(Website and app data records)
☆ ☆ ☆ ☆ ☆
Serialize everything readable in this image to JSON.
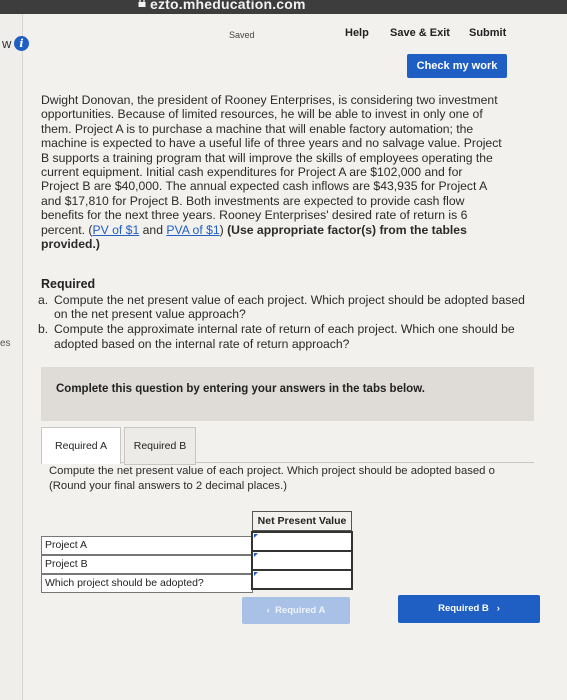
{
  "browser": {
    "url": "ezto.mheducation.com"
  },
  "left_strip": {
    "text_top": "w",
    "text_mid": "es"
  },
  "header": {
    "saved": "Saved",
    "help": "Help",
    "save_exit": "Save & Exit",
    "submit": "Submit",
    "check_work": "Check my work"
  },
  "problem": {
    "lines": [
      "Dwight Donovan, the president of Rooney Enterprises, is considering two investment",
      "opportunities. Because of limited resources, he will be able to invest in only one of",
      "them. Project A is to purchase a machine that will enable factory automation; the",
      "machine is expected to have a useful life of three years and no salvage value. Project",
      "B supports a training program that will improve the skills of employees operating the",
      "current equipment. Initial cash expenditures for Project A are $102,000 and for",
      "Project B are $40,000. The annual expected cash inflows are $43,935 for Project A",
      "and $17,810 for Project B. Both investments are expected to provide cash flow",
      "benefits for the next three years. Rooney Enterprises' desired rate of return is 6"
    ],
    "last_prefix": "percent. (",
    "link1": "PV of $1",
    "and": " and ",
    "link2": "PVA of $1",
    "close": ")",
    "bold1": " (Use appropriate factor(s) from the tables",
    "bold2": "provided.)"
  },
  "required": {
    "heading": "Required",
    "a_marker": "a.",
    "a_text": "Compute the net present value of each project. Which project should be adopted based on the net present value approach?",
    "b_marker": "b.",
    "b_text": "Compute the approximate internal rate of return of each project. Which one should be adopted based on the internal rate of return approach?"
  },
  "complete_text": "Complete this question by entering your answers in the tabs below.",
  "tabs": [
    "Required A",
    "Required B"
  ],
  "instructions": {
    "line1": "Compute the net present value of each project. Which project should be adopted based o",
    "line2": "(Round your final answers to 2 decimal places.)"
  },
  "table": {
    "header": "Net Present Value",
    "rows": [
      {
        "label": "Project A",
        "value": ""
      },
      {
        "label": "Project B",
        "value": ""
      },
      {
        "label": "Which project should be adopted?",
        "value": ""
      }
    ]
  },
  "nav": {
    "prev": "Required A",
    "next": "Required B"
  },
  "colors": {
    "accent": "#1f5fc4",
    "accent_disabled": "#a9c1e6"
  }
}
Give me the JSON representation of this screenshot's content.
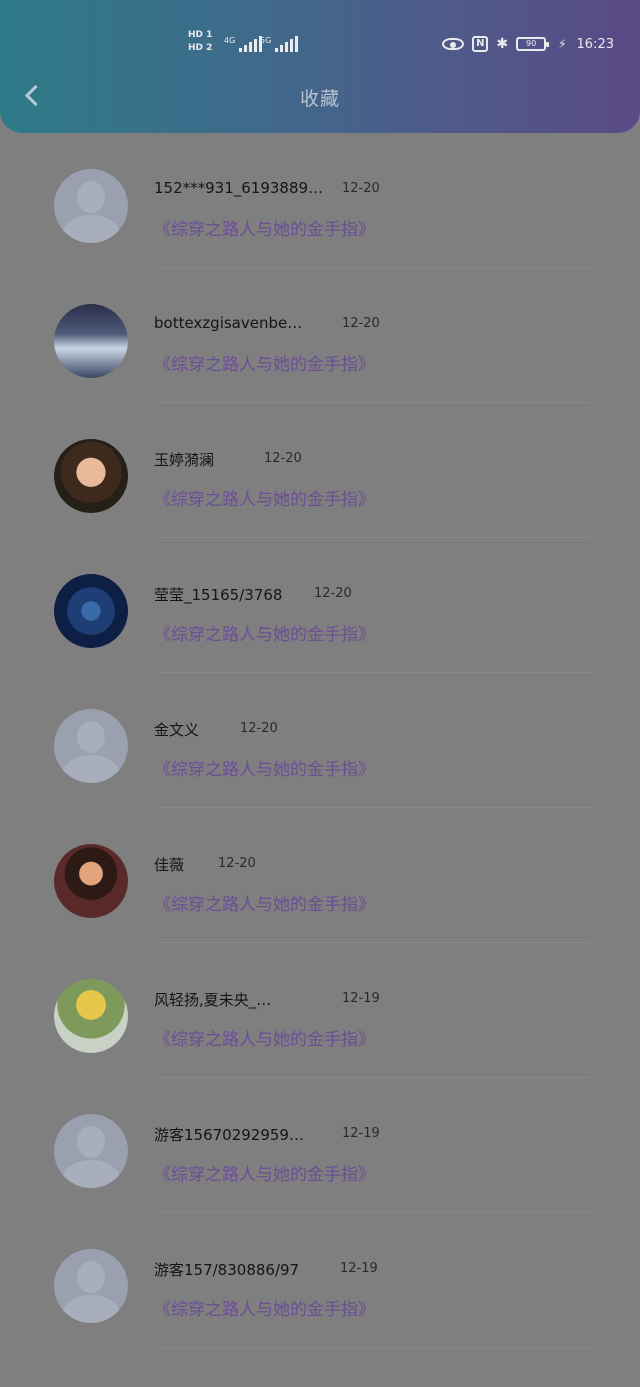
{
  "status": {
    "hd1": "HD 1",
    "hd2": "HD 2",
    "net1": "4G",
    "net2": "5G",
    "battery": "90",
    "time": "16:23"
  },
  "header": {
    "title": "收藏"
  },
  "favorites": [
    {
      "nickname": "152***931_6193889…",
      "date": "12-20",
      "book": "《综穿之路人与她的金手指》",
      "avatar": "default-avatar"
    },
    {
      "nickname": "bottexzgisavenbe…",
      "date": "12-20",
      "book": "《综穿之路人与她的金手指》",
      "avatar": "waterfall-photo"
    },
    {
      "nickname": "玉婷漪澜",
      "date": "12-20",
      "book": "《综穿之路人与她的金手指》",
      "avatar": "woman-portrait"
    },
    {
      "nickname": "莹莹_15165/3768",
      "date": "12-20",
      "book": "《综穿之路人与她的金手指》",
      "avatar": "blue-rose"
    },
    {
      "nickname": "金文义",
      "date": "12-20",
      "book": "《综穿之路人与她的金手指》",
      "avatar": "default-avatar"
    },
    {
      "nickname": "佳薇",
      "date": "12-20",
      "book": "《综穿之路人与她的金手指》",
      "avatar": "woman-selfie"
    },
    {
      "nickname": "风轻扬,夏未央_…",
      "date": "12-19",
      "book": "《综穿之路人与她的金手指》",
      "avatar": "yellow-flowers"
    },
    {
      "nickname": "游客15670292959…",
      "date": "12-19",
      "book": "《综穿之路人与她的金手指》",
      "avatar": "default-avatar"
    },
    {
      "nickname": "游客157/830886/97",
      "date": "12-19",
      "book": "《综穿之路人与她的金手指》",
      "avatar": "default-avatar"
    }
  ]
}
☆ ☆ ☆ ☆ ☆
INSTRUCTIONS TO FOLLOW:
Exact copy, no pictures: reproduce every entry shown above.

COMPLETED EXERCISE:
Serialize everything readable in this image to JSON.
{
  "browser": {
    "url": "ezto.mheducation.com"
  },
  "left_strip": {
    "text_top": "w",
    "text_mid": "es"
  },
  "header": {
    "saved": "Saved",
    "help": "Help",
    "save_exit": "Save & Exit",
    "submit": "Submit",
    "check_work": "Check my work"
  },
  "problem": {
    "lines": [
      "Dwight Donovan, the president of Rooney Enterprises, is considering two investment",
      "opportunities. Because of limited resources, he will be able to invest in only one of",
      "them. Project A is to purchase a machine that will enable factory automation; the",
      "machine is expected to have a useful life of three years and no salvage value. Project",
      "B supports a training program that will improve the skills of employees operating the",
      "current equipment. Initial cash expenditures for Project A are $102,000 and for",
      "Project B are $40,000. The annual expected cash inflows are $43,935 for Project A",
      "and $17,810 for Project B. Both investments are expected to provide cash flow",
      "benefits for the next three years. Rooney Enterprises' desired rate of return is 6"
    ],
    "last_prefix": "percent. (",
    "link1": "PV of $1",
    "and": " and ",
    "link2": "PVA of $1",
    "close": ")",
    "bold1": " (Use appropriate factor(s) from the tables",
    "bold2": "provided.)"
  },
  "required": {
    "heading": "Required",
    "a_marker": "a.",
    "a_text": "Compute the net present value of each project. Which project should be adopted based on the net present value approach?",
    "b_marker": "b.",
    "b_text": "Compute the approximate internal rate of return of each project. Which one should be adopted based on the internal rate of return approach?"
  },
  "complete_text": "Complete this question by entering your answers in the tabs below.",
  "tabs": [
    "Required A",
    "Required B"
  ],
  "instructions": {
    "line1": "Compute the net present value of each project. Which project should be adopted based o",
    "line2": "(Round your final answers to 2 decimal places.)"
  },
  "table": {
    "header": "Net Present Value",
    "rows": [
      {
        "label": "Project A",
        "value": ""
      },
      {
        "label": "Project B",
        "value": ""
      },
      {
        "label": "Which project should be adopted?",
        "value": ""
      }
    ]
  },
  "nav": {
    "prev": "Required A",
    "next": "Required B"
  },
  "colors": {
    "accent": "#1f5fc4",
    "accent_disabled": "#a9c1e6"
  }
}
Give me the JSON representation of this screenshot's content.
{
  "status": {
    "hd1": "HD 1",
    "hd2": "HD 2",
    "net1": "4G",
    "net2": "5G",
    "battery": "90",
    "time": "16:23"
  },
  "header": {
    "title": "收藏"
  },
  "favorites": [
    {
      "nickname": "152***931_6193889…",
      "date": "12-20",
      "book": "《综穿之路人与她的金手指》",
      "avatar": "default-avatar"
    },
    {
      "nickname": "bottexzgisavenbe…",
      "date": "12-20",
      "book": "《综穿之路人与她的金手指》",
      "avatar": "waterfall-photo"
    },
    {
      "nickname": "玉婷漪澜",
      "date": "12-20",
      "book": "《综穿之路人与她的金手指》",
      "avatar": "woman-portrait"
    },
    {
      "nickname": "莹莹_15165/3768",
      "date": "12-20",
      "book": "《综穿之路人与她的金手指》",
      "avatar": "blue-rose"
    },
    {
      "nickname": "金文义",
      "date": "12-20",
      "book": "《综穿之路人与她的金手指》",
      "avatar": "default-avatar"
    },
    {
      "nickname": "佳薇",
      "date": "12-20",
      "book": "《综穿之路人与她的金手指》",
      "avatar": "woman-selfie"
    },
    {
      "nickname": "风轻扬,夏未央_…",
      "date": "12-19",
      "book": "《综穿之路人与她的金手指》",
      "avatar": "yellow-flowers"
    },
    {
      "nickname": "游客15670292959…",
      "date": "12-19",
      "book": "《综穿之路人与她的金手指》",
      "avatar": "default-avatar"
    },
    {
      "nickname": "游客157/830886/97",
      "date": "12-19",
      "book": "《综穿之路人与她的金手指》",
      "avatar": "default-avatar"
    }
  ]
}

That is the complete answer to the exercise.